When news got out that Capitals prospect Evgeni Kuznetsov would stay in the Kontinental Hockey League (KHL), there was some skepticism, mostly due to the fact that he had made the announcement on the KHL-TV channel.
Writing on the Washington Post's Capitals Insider blog, Russian sports journalism Slava Malamud, who along with Dmitry Chesnokov has some of the best insight into Russian hockey, elaborated the reasons for why Kuznetsov might stay in Russia.
Kuznetsov will become an unrestricted free agent this summer and is expected to be fought over by the league’s richest clubs. While the Capitals can only give him the standard entry-level NHL contract, worth just less than $1 million, KHL’s "oligarchs" such as SKA St. Petersburg and Salavat Yulayev Ufa are in a position to offer Kuznetsov at least four or five times that salary. It is probable that his family situation played a part in his decision. (Kuznetsov was married last summer, which is much more common for 19-year-olds in Russia than in the United States.)

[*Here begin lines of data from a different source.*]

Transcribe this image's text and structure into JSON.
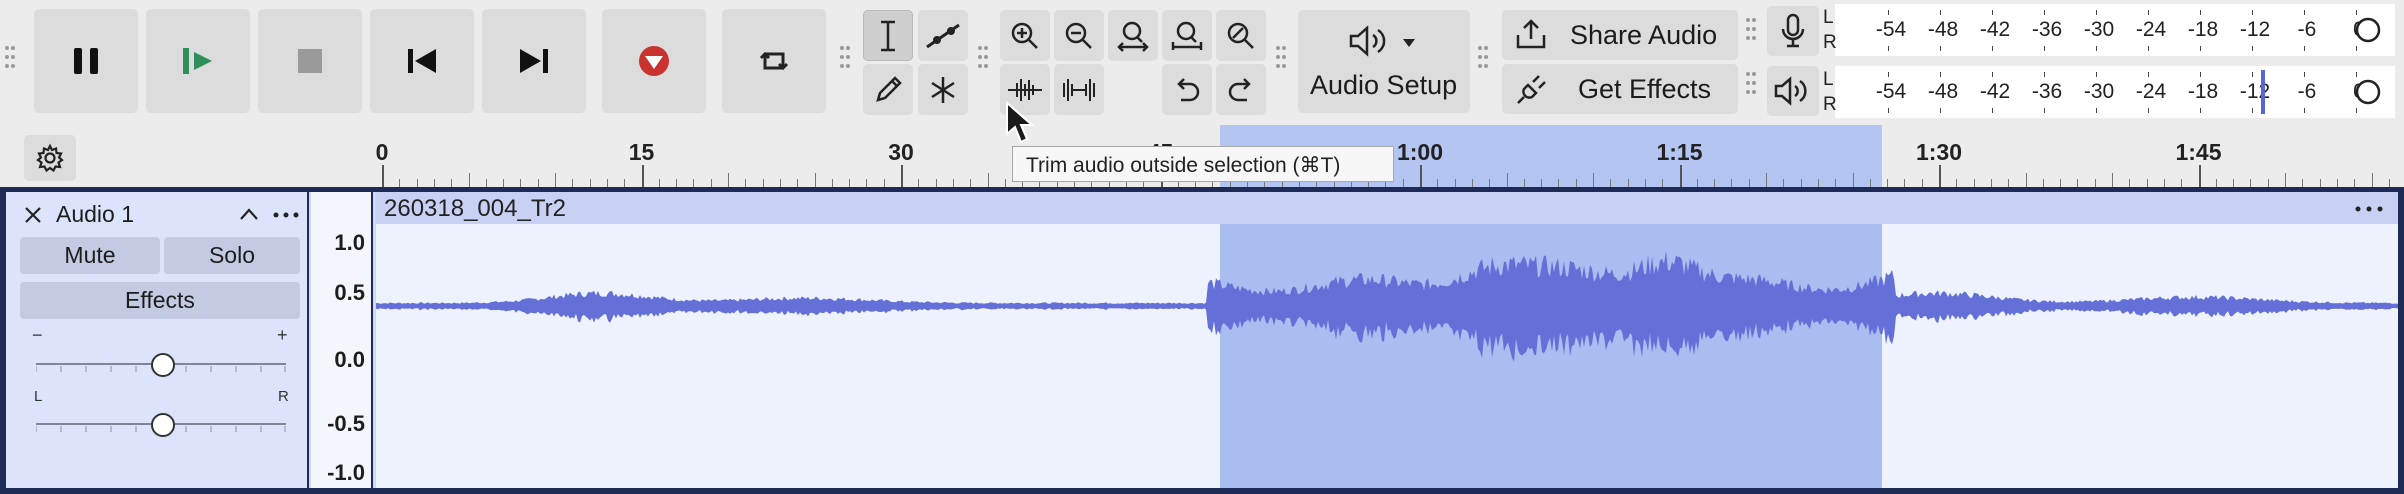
{
  "toolbar": {
    "audio_setup_label": "Audio Setup",
    "share_audio_label": "Share Audio",
    "get_effects_label": "Get Effects",
    "tooltip": "Trim audio outside selection (⌘T)"
  },
  "meters": {
    "record": {
      "channel_left": "L",
      "channel_right": "R"
    },
    "playback": {
      "channel_left": "L",
      "channel_right": "R"
    },
    "scale": [
      "-54",
      "-48",
      "-42",
      "-36",
      "-30",
      "-24",
      "-18",
      "-12",
      "-6",
      "0"
    ]
  },
  "ruler": {
    "labels": [
      "0",
      "15",
      "30",
      "45",
      "1:00",
      "1:15",
      "1:30",
      "1:45"
    ]
  },
  "track": {
    "name": "Audio 1",
    "mute_label": "Mute",
    "solo_label": "Solo",
    "effects_label": "Effects",
    "gain_min": "−",
    "gain_max": "+",
    "pan_left": "L",
    "pan_right": "R",
    "clip_name": "260318_004_Tr2",
    "amplitude_labels": [
      "1.0",
      "0.5",
      "0.0",
      "-0.5",
      "-1.0"
    ]
  },
  "colors": {
    "waveform": "#6470d8",
    "selection": "#a9bdf1",
    "record_red": "#c8332f",
    "play_green": "#2f8f5b"
  }
}
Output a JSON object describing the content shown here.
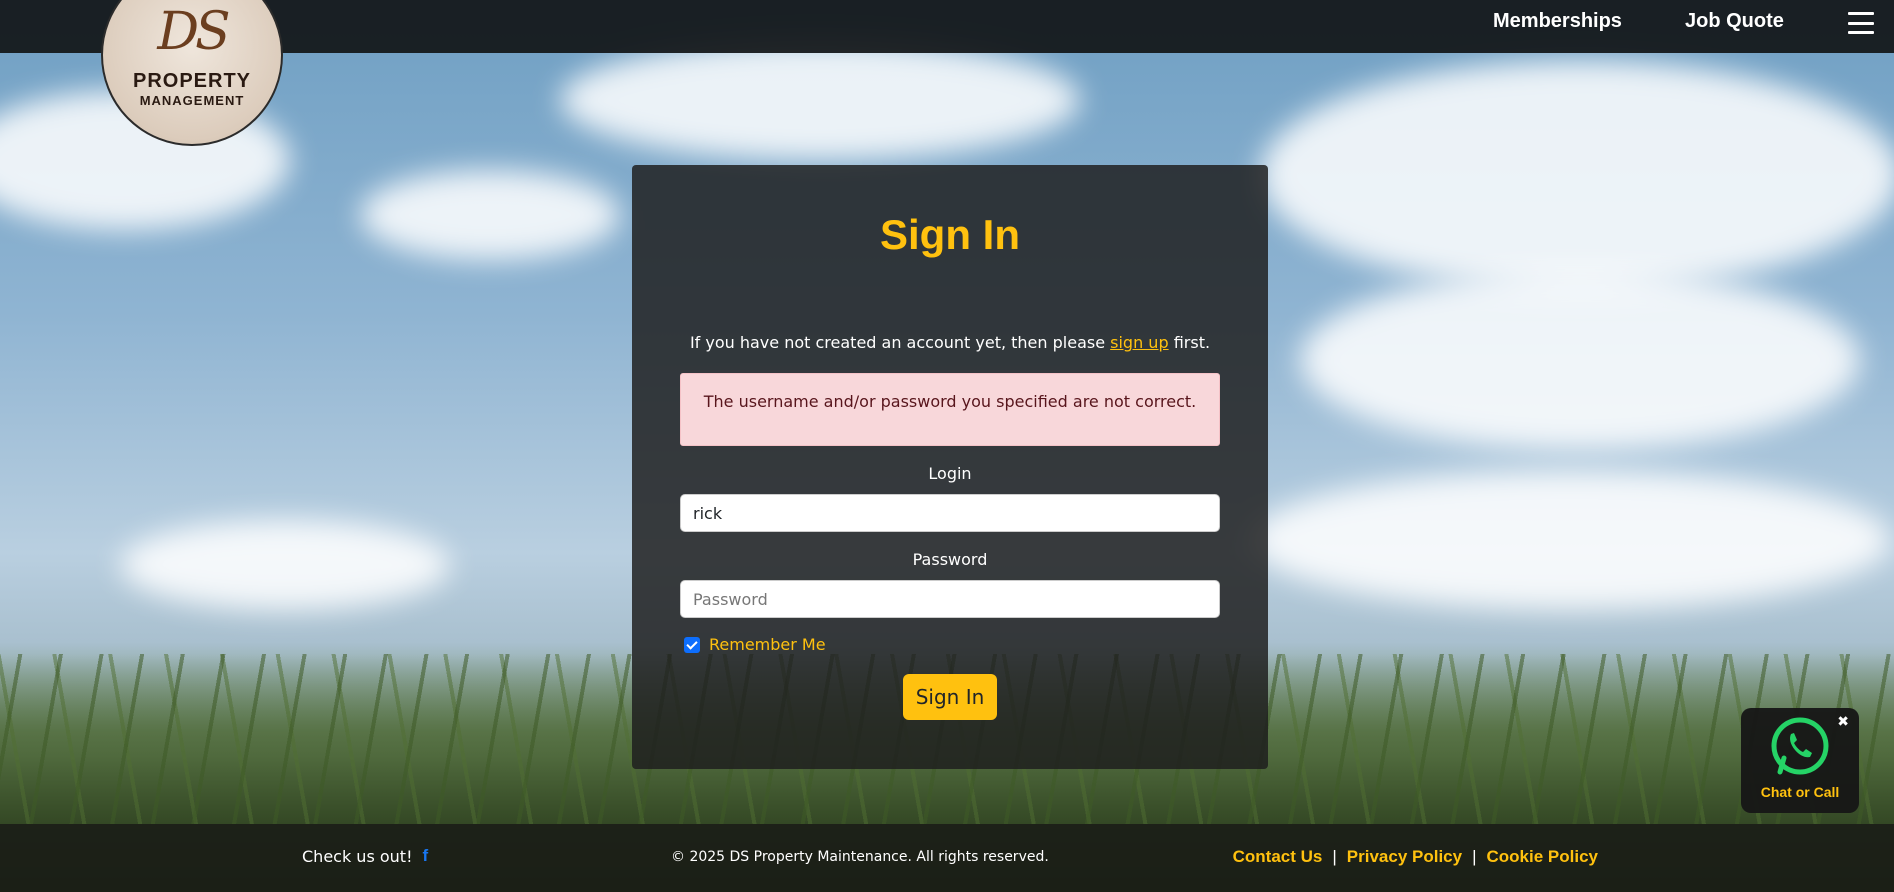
{
  "nav": {
    "links": [
      "Memberships",
      "Job Quote"
    ],
    "menu_icon": "hamburger-menu-icon"
  },
  "logo": {
    "mark": "DS",
    "line1": "PROPERTY",
    "line2": "MANAGEMENT"
  },
  "signin": {
    "title": "Sign In",
    "intro_before": "If you have not created an account yet, then please ",
    "intro_link": "sign up",
    "intro_after": " first.",
    "error": "The username and/or password you specified are not correct.",
    "login_label": "Login",
    "login_value": "rick",
    "password_label": "Password",
    "password_placeholder": "Password",
    "remember_label": "Remember Me",
    "remember_checked": true,
    "button": "Sign In"
  },
  "chat": {
    "label": "Chat or Call",
    "close": "✖",
    "icon": "whatsapp-icon"
  },
  "footer": {
    "check_us": "Check us out!",
    "social_icon": "f",
    "copyright": "© 2025 DS Property Maintenance. All rights reserved.",
    "links": [
      "Contact Us",
      "Privacy Policy",
      "Cookie Policy"
    ],
    "separator": "|"
  },
  "colors": {
    "accent": "#ffc10f",
    "alert_bg": "#f8d7da",
    "checkbox": "#0d6efd",
    "whatsapp": "#25d366"
  }
}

Another aspect that Malamud doesn't mention is the fact that the NHL's Collective Bargaining Agreement expires after this season. With a lockout looming as a real threat, it's no surprise that Kuznetsov would take the more financially secure option. (It's worth noting that Alex Ovechkin would have stayed in Russia during the 2004-2005 season even if it hadn't been canceled by the last lockout.)

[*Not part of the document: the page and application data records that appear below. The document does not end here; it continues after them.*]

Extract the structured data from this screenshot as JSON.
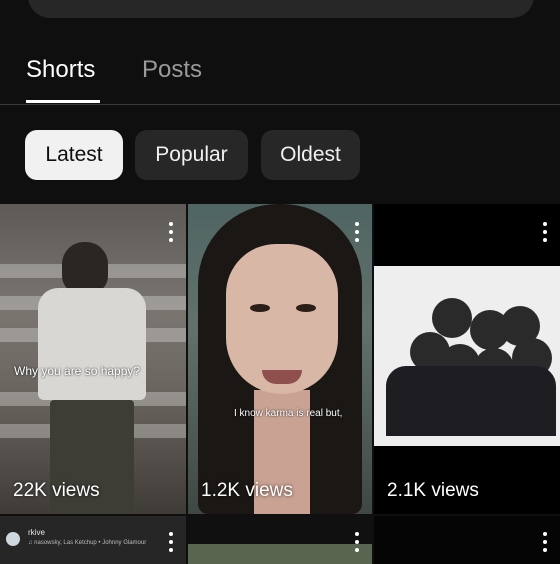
{
  "tabs": [
    {
      "label": "Shorts",
      "selected": true
    },
    {
      "label": "Posts",
      "selected": false
    }
  ],
  "filters": [
    {
      "label": "Latest",
      "selected": true
    },
    {
      "label": "Popular",
      "selected": false
    },
    {
      "label": "Oldest",
      "selected": false
    }
  ],
  "shorts": [
    {
      "views": "22K views",
      "caption": "Why you are so happy?"
    },
    {
      "views": "1.2K views",
      "caption": "I know karma is real but,"
    },
    {
      "views": "2.1K views",
      "caption": ""
    },
    {
      "channel": "rkive",
      "music": "♫ nasowsky, Las Ketchup • Johnny Glamour"
    }
  ],
  "colors": {
    "background": "#0f0f0f",
    "chip": "#272727",
    "chip_selected": "#f1f1f1"
  }
}
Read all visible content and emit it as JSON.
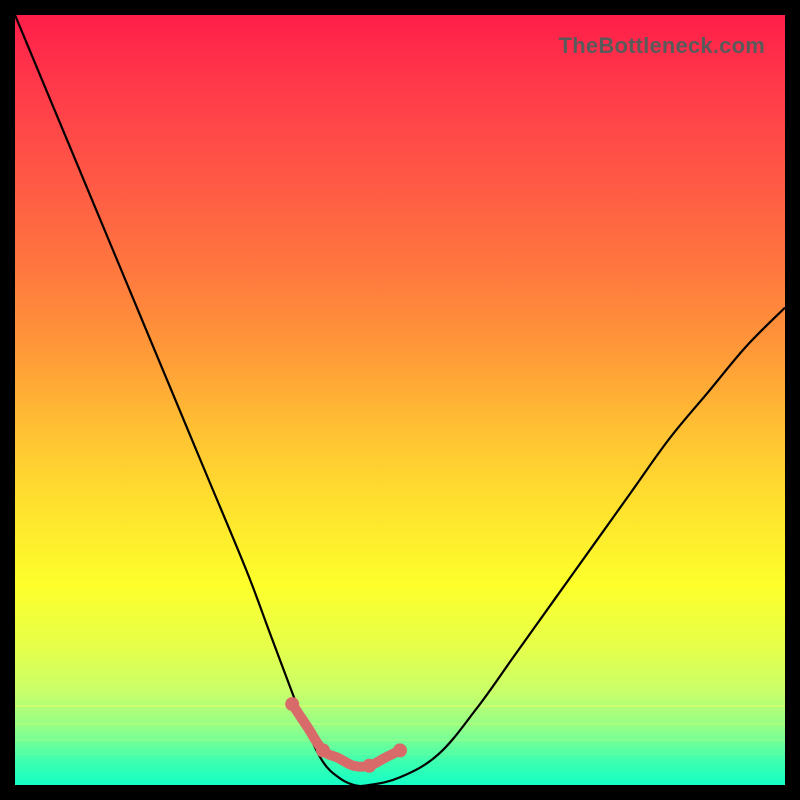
{
  "watermark": "TheBottleneck.com",
  "colors": {
    "black": "#000000",
    "curve": "#000000",
    "highlight": "#d86a6a",
    "gradient_top": "#ff1e4a",
    "gradient_mid": "#fdff2b",
    "gradient_bottom": "#14ffc6"
  },
  "chart_data": {
    "type": "line",
    "title": "",
    "xlabel": "",
    "ylabel": "",
    "xlim": [
      0,
      100
    ],
    "ylim": [
      0,
      100
    ],
    "grid": false,
    "legend": false,
    "annotations": [],
    "series": [
      {
        "name": "bottleneck-curve",
        "x": [
          0,
          5,
          10,
          15,
          20,
          25,
          30,
          33,
          36,
          38,
          40,
          42,
          44,
          46,
          50,
          55,
          60,
          65,
          70,
          75,
          80,
          85,
          90,
          95,
          100
        ],
        "values": [
          100,
          88,
          76,
          64,
          52,
          40,
          28,
          20,
          12,
          7,
          3,
          1,
          0,
          0,
          1,
          4,
          10,
          17,
          24,
          31,
          38,
          45,
          51,
          57,
          62
        ]
      },
      {
        "name": "optimal-range-highlight",
        "x": [
          36,
          38,
          40,
          42,
          44,
          46,
          48,
          50
        ],
        "values": [
          8,
          5,
          2,
          1,
          0,
          0,
          1,
          2
        ]
      }
    ]
  }
}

We should not count the Capitals out quite yet. However, Kuznetsov's quote, as relayed by Malamud, seems pretty definitive.
"To be honest, my decision has been reached," the 19-year-old phenom said. "It is my intention to continue my career in the KHL. At the same time there is no clarity as to which club it will be."
It's not that hard, even on a league-owned TV station, to say the Russian equivalent of "I haven't decided yet."
If Kuznetsov doesn't come to the U.S., the Capitals will likely have to go at least another season without a prospect whom many had figured would provide scoring depth as a second-line center behind Nicklas Backstrom and, possibly, be a replacement for Alexander Semin. Make no mistake, Kuznetsov's statement is a big deal.